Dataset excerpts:
§

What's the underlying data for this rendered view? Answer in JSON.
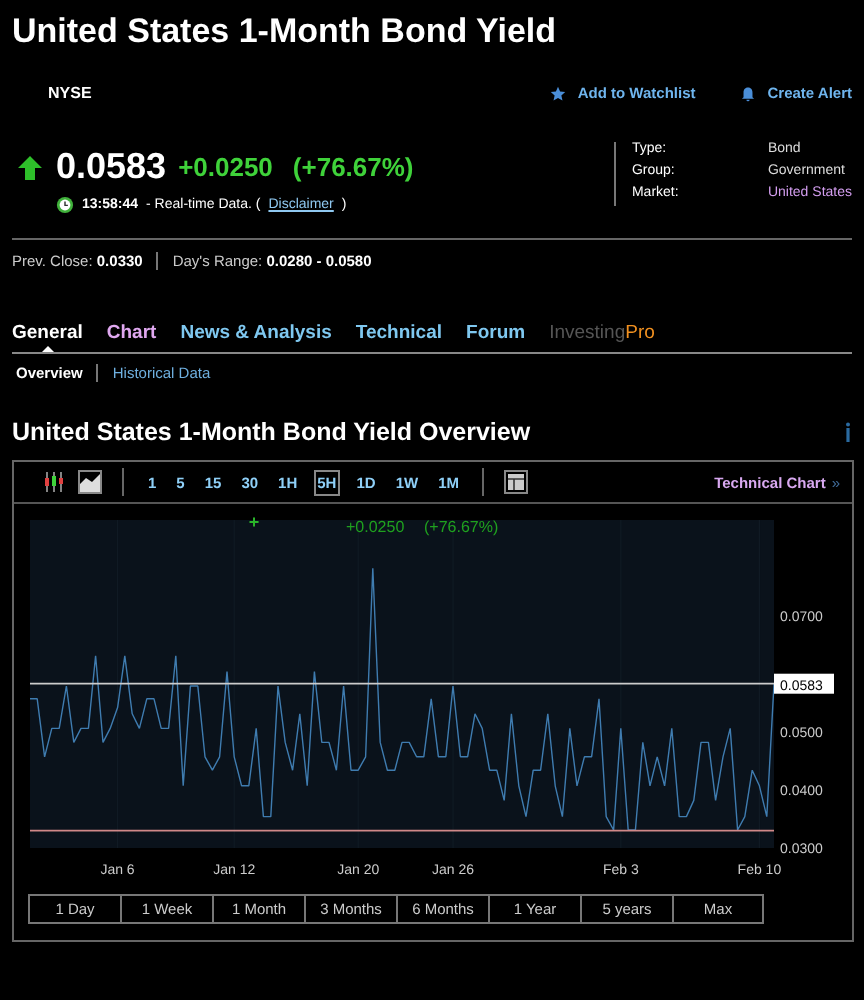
{
  "header": {
    "title": "United States 1-Month Bond Yield",
    "exchange": "NYSE",
    "actions": [
      {
        "kind": "watchlist",
        "label": "Add to Watchlist"
      },
      {
        "kind": "alert",
        "label": "Create Alert"
      }
    ]
  },
  "quote": {
    "price": "0.0583",
    "change": "+0.0250",
    "change_pct": "(+76.67%)",
    "time": "13:58:44",
    "status": "- Real-time Data. (",
    "disclaimer": "Disclaimer",
    "status_end": ")"
  },
  "info": [
    {
      "label": "Type:",
      "value": "Bond",
      "kind": "plain"
    },
    {
      "label": "Group:",
      "value": "Government",
      "kind": "plain"
    },
    {
      "label": "Market:",
      "value": "United States",
      "kind": "link"
    }
  ],
  "stats": [
    {
      "label": "Prev. Close:",
      "value": "0.0330"
    },
    {
      "label": "Day's Range:",
      "value": "0.0280 - 0.0580"
    }
  ],
  "tabs": [
    {
      "label": "General",
      "kind": "plain",
      "selected": true
    },
    {
      "label": "Chart",
      "kind": "chart",
      "selected": false
    },
    {
      "label": "News & Analysis",
      "kind": "plain",
      "selected": false
    },
    {
      "label": "Technical",
      "kind": "plain",
      "selected": false
    },
    {
      "label": "Forum",
      "kind": "plain",
      "selected": false
    },
    {
      "label": "Investing",
      "suffix": "Pro",
      "kind": "pro",
      "selected": false
    }
  ],
  "subtabs": [
    {
      "label": "Overview",
      "selected": true
    },
    {
      "label": "Historical Data",
      "selected": false
    }
  ],
  "overview": {
    "title": "United States 1-Month Bond Yield Overview",
    "toolbar": {
      "styles": [
        {
          "kind": "candles",
          "selected": false
        },
        {
          "kind": "area",
          "selected": true
        }
      ],
      "intervals": [
        {
          "label": "1",
          "selected": false
        },
        {
          "label": "5",
          "selected": false
        },
        {
          "label": "15",
          "selected": false
        },
        {
          "label": "30",
          "selected": false
        },
        {
          "label": "1H",
          "selected": false
        },
        {
          "label": "5H",
          "selected": true
        },
        {
          "label": "1D",
          "selected": false
        },
        {
          "label": "1W",
          "selected": false
        },
        {
          "label": "1M",
          "selected": false
        }
      ],
      "link": "Technical Chart",
      "link_arrow": "»"
    },
    "chart_header": {
      "marker": "+",
      "change": "+0.0250",
      "change_pct": "(+76.67%)"
    },
    "chart_data": {
      "type": "line",
      "ylim": [
        0.03,
        0.0865
      ],
      "yticks": [
        {
          "value": 0.03,
          "label": "0.0300"
        },
        {
          "value": 0.04,
          "label": "0.0400"
        },
        {
          "value": 0.05,
          "label": "0.0500"
        },
        {
          "value": 0.07,
          "label": "0.0700"
        }
      ],
      "categories": [
        null,
        null,
        null,
        null,
        null,
        null,
        null,
        null,
        null,
        null,
        null,
        null,
        "Jan 6",
        null,
        null,
        null,
        null,
        null,
        null,
        null,
        null,
        null,
        null,
        null,
        null,
        null,
        null,
        null,
        "Jan 12",
        null,
        null,
        null,
        null,
        null,
        null,
        null,
        null,
        null,
        null,
        null,
        null,
        null,
        null,
        null,
        null,
        "Jan 20",
        null,
        null,
        null,
        null,
        null,
        null,
        null,
        null,
        null,
        null,
        null,
        null,
        "Jan 26",
        null,
        null,
        null,
        null,
        null,
        null,
        null,
        null,
        null,
        null,
        null,
        null,
        null,
        null,
        null,
        null,
        null,
        null,
        null,
        null,
        null,
        null,
        "Feb 3",
        null,
        null,
        null,
        null,
        null,
        null,
        null,
        null,
        null,
        null,
        null,
        null,
        null,
        null,
        null,
        null,
        null,
        null,
        "Feb 10",
        null,
        null
      ],
      "series": [
        {
          "color": "#3f7cb0",
          "values": [
            0.0557,
            0.0557,
            0.0457,
            0.0506,
            0.0506,
            0.0579,
            0.0482,
            0.0506,
            0.0506,
            0.0631,
            0.0482,
            0.0506,
            0.0542,
            0.0631,
            0.0531,
            0.0506,
            0.0557,
            0.0557,
            0.0506,
            0.0506,
            0.0631,
            0.0407,
            0.0579,
            0.0579,
            0.0457,
            0.0434,
            0.0457,
            0.0604,
            0.0457,
            0.0407,
            0.0407,
            0.0506,
            0.0354,
            0.0354,
            0.0579,
            0.0482,
            0.0434,
            0.0531,
            0.0407,
            0.0604,
            0.0482,
            0.0482,
            0.0434,
            0.0579,
            0.0434,
            0.0434,
            0.0457,
            0.0782,
            0.0482,
            0.0434,
            0.0434,
            0.0482,
            0.0482,
            0.0457,
            0.0457,
            0.0557,
            0.0457,
            0.0457,
            0.0579,
            0.0457,
            0.0457,
            0.0531,
            0.0506,
            0.0434,
            0.0434,
            0.0382,
            0.0531,
            0.0407,
            0.0354,
            0.0434,
            0.0434,
            0.0531,
            0.0407,
            0.0354,
            0.0506,
            0.0407,
            0.0457,
            0.0457,
            0.0557,
            0.0354,
            0.0331,
            0.0506,
            0.0331,
            0.0331,
            0.0482,
            0.0407,
            0.0457,
            0.0407,
            0.0506,
            0.0354,
            0.0354,
            0.0382,
            0.0482,
            0.0482,
            0.0382,
            0.0457,
            0.0506,
            0.0331,
            0.0354,
            0.0434,
            0.0407,
            0.0354,
            0.0583
          ]
        }
      ],
      "grid": true,
      "ref_lines": [
        {
          "axis": "y",
          "value": 0.0583,
          "label": "0.0583",
          "color": "#cccccc"
        },
        {
          "axis": "y",
          "value": 0.033,
          "color": "#d08888"
        }
      ]
    },
    "ranges": [
      {
        "label": "1 Day",
        "selected": false
      },
      {
        "label": "1 Week",
        "selected": false
      },
      {
        "label": "1 Month",
        "selected": false
      },
      {
        "label": "3 Months",
        "selected": false
      },
      {
        "label": "6 Months",
        "selected": false
      },
      {
        "label": "1 Year",
        "selected": false
      },
      {
        "label": "5 years",
        "selected": false
      },
      {
        "label": "Max",
        "selected": false
      }
    ]
  }
}
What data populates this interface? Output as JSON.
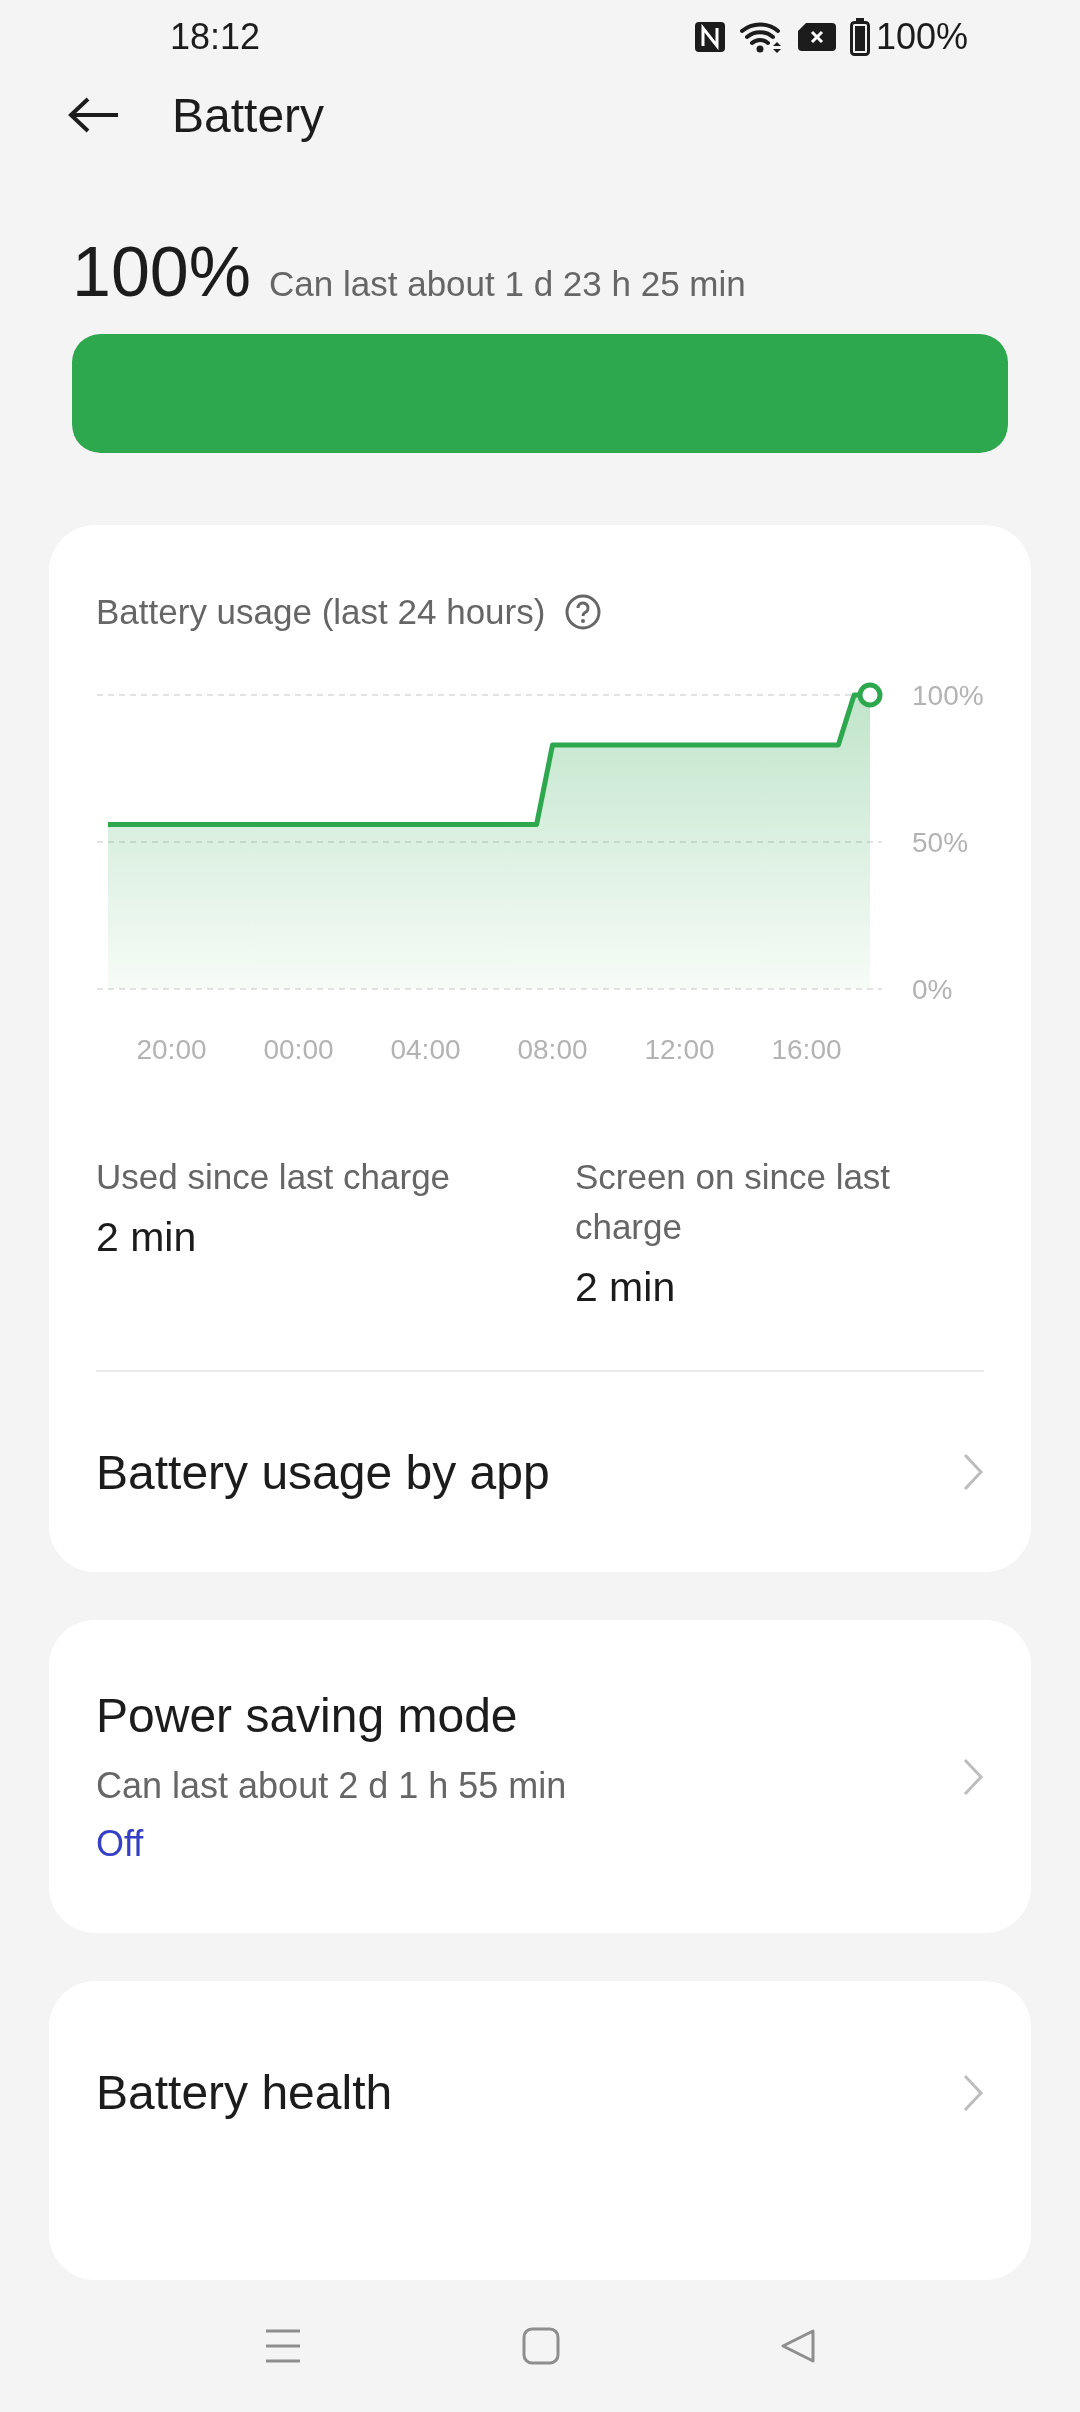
{
  "status_bar": {
    "time": "18:12",
    "battery_percent": "100%"
  },
  "header": {
    "title": "Battery"
  },
  "summary": {
    "percent": "100%",
    "estimate": "Can last about 1 d 23 h 25 min",
    "level": 1
  },
  "usage_card": {
    "title": "Battery usage (last 24 hours)",
    "chart_data": {
      "type": "area",
      "categories": [
        null,
        null,
        null,
        null,
        "20:00",
        null,
        null,
        null,
        null,
        null,
        null,
        null,
        "00:00",
        null,
        null,
        null,
        null,
        null,
        null,
        null,
        "04:00",
        null,
        null,
        null,
        null,
        null,
        null,
        null,
        "08:00",
        null,
        null,
        null,
        null,
        null,
        null,
        null,
        "12:00",
        null,
        null,
        null,
        null,
        null,
        null,
        null,
        "16:00",
        null,
        null,
        null,
        null
      ],
      "series": [
        {
          "color": "#2ea84e",
          "values": [
            56,
            56,
            56,
            56,
            56,
            56,
            56,
            56,
            56,
            56,
            56,
            56,
            56,
            56,
            56,
            56,
            56,
            56,
            56,
            56,
            56,
            56,
            56,
            56,
            56,
            56,
            56,
            56,
            83,
            83,
            83,
            83,
            83,
            83,
            83,
            83,
            83,
            83,
            83,
            83,
            83,
            83,
            83,
            83,
            83,
            83,
            83,
            100,
            100
          ]
        }
      ],
      "ylim": [
        0,
        100
      ],
      "yticks": [
        {
          "value": 100,
          "label": "100%"
        },
        {
          "value": 50,
          "label": "50%"
        },
        {
          "value": 0,
          "label": "0%"
        }
      ]
    },
    "stats": [
      {
        "label": "Used since last charge",
        "value": "2 min"
      },
      {
        "label": "Screen on since last charge",
        "value": "2 min"
      }
    ],
    "link": "Battery usage by app"
  },
  "settings": [
    {
      "title": "Power saving mode",
      "subtitle": "Can last about 2 d 1 h 55 min",
      "status": "Off"
    },
    {
      "title": "Battery health"
    }
  ]
}
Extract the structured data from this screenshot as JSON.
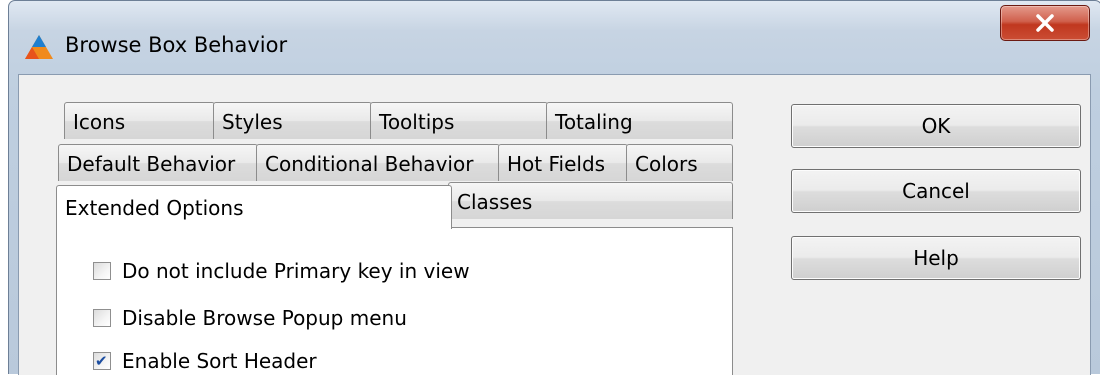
{
  "window": {
    "title": "Browse Box Behavior"
  },
  "tabs": {
    "icons": "Icons",
    "styles": "Styles",
    "tooltips": "Tooltips",
    "totaling": "Totaling",
    "default_behavior": "Default Behavior",
    "conditional_behavior": "Conditional Behavior",
    "hot_fields": "Hot Fields",
    "colors": "Colors",
    "extended_options": "Extended Options",
    "classes": "Classes",
    "active": "Extended Options"
  },
  "options": [
    {
      "label": "Do not include Primary key in view",
      "checked": false
    },
    {
      "label": "Disable Browse Popup menu",
      "checked": false
    },
    {
      "label": "Enable Sort Header",
      "checked": true
    }
  ],
  "buttons": {
    "ok": "OK",
    "cancel": "Cancel",
    "help": "Help"
  },
  "colors": {
    "close_button": "#c7432b",
    "client_bg": "#f0f0f0",
    "checkmark": "#1c4da0"
  }
}
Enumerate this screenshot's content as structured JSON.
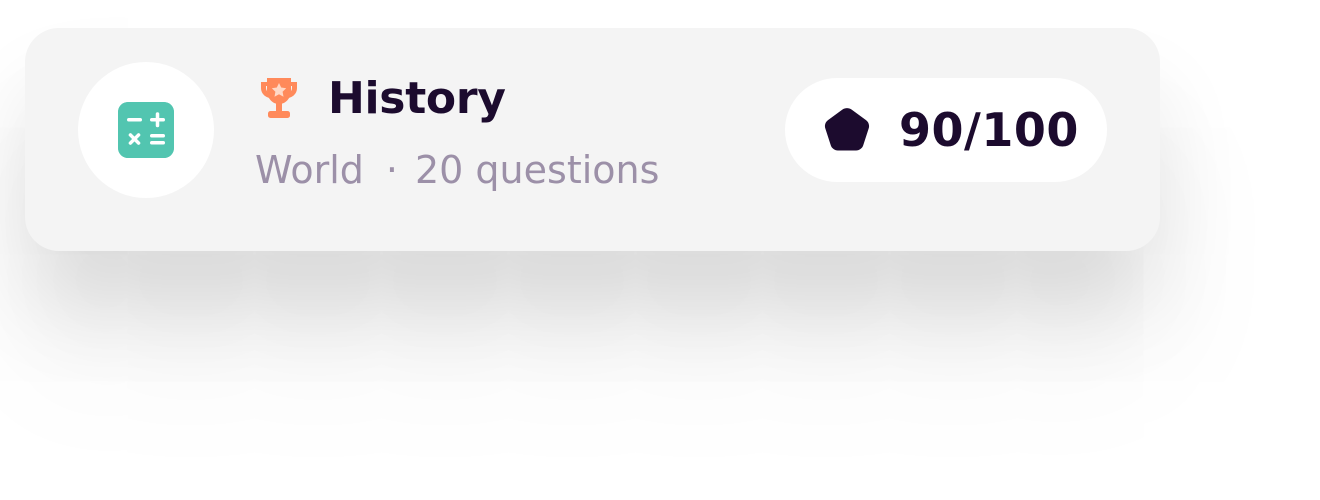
{
  "quiz_card": {
    "icon": "calculator-icon",
    "badge_icon": "trophy-icon",
    "title": "History",
    "category": "World",
    "separator": "·",
    "question_count": "20 questions",
    "score_icon": "gem-icon",
    "score": "90/100"
  },
  "colors": {
    "card_background": "#f4f4f4",
    "calculator_icon": "#52c5b0",
    "trophy_icon": "#ff8a5b",
    "title_text": "#1c0b2e",
    "meta_text": "#9c90a8",
    "gem_icon": "#1c0b2e"
  }
}
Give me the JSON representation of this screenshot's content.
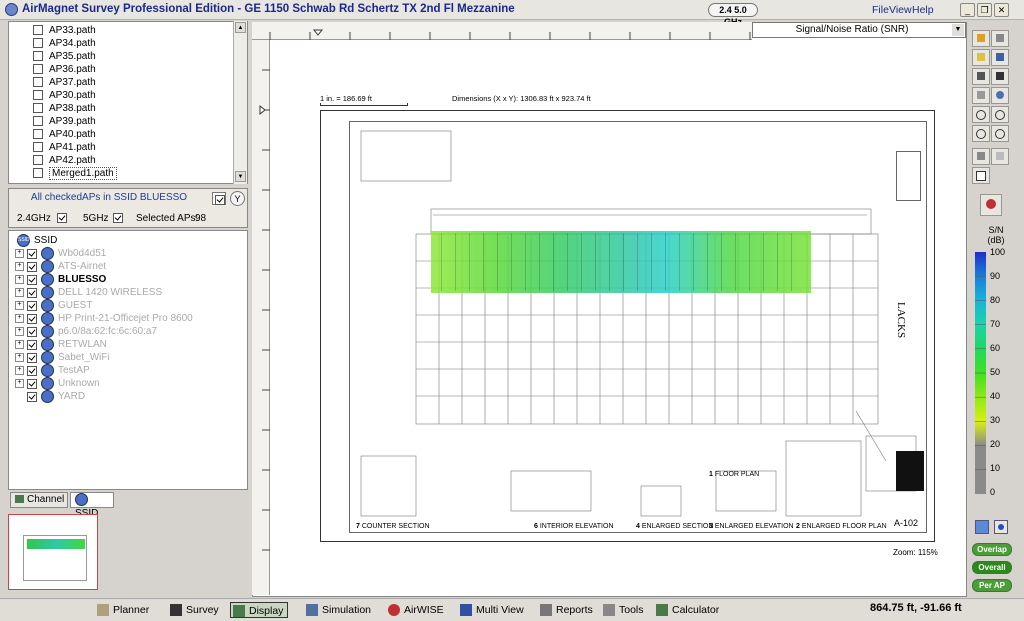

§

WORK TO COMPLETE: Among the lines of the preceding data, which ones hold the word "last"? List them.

EXPECTED ANSWER:
    "estimate": "Can last about 1 d 23 h 25 min",
    "title": "Battery usage (last 24 hours)",
        "label": "Used since last charge",
        "label": "Screen on since last charge",
      "subtitle": "Can last about 2 d 1 h 55 min",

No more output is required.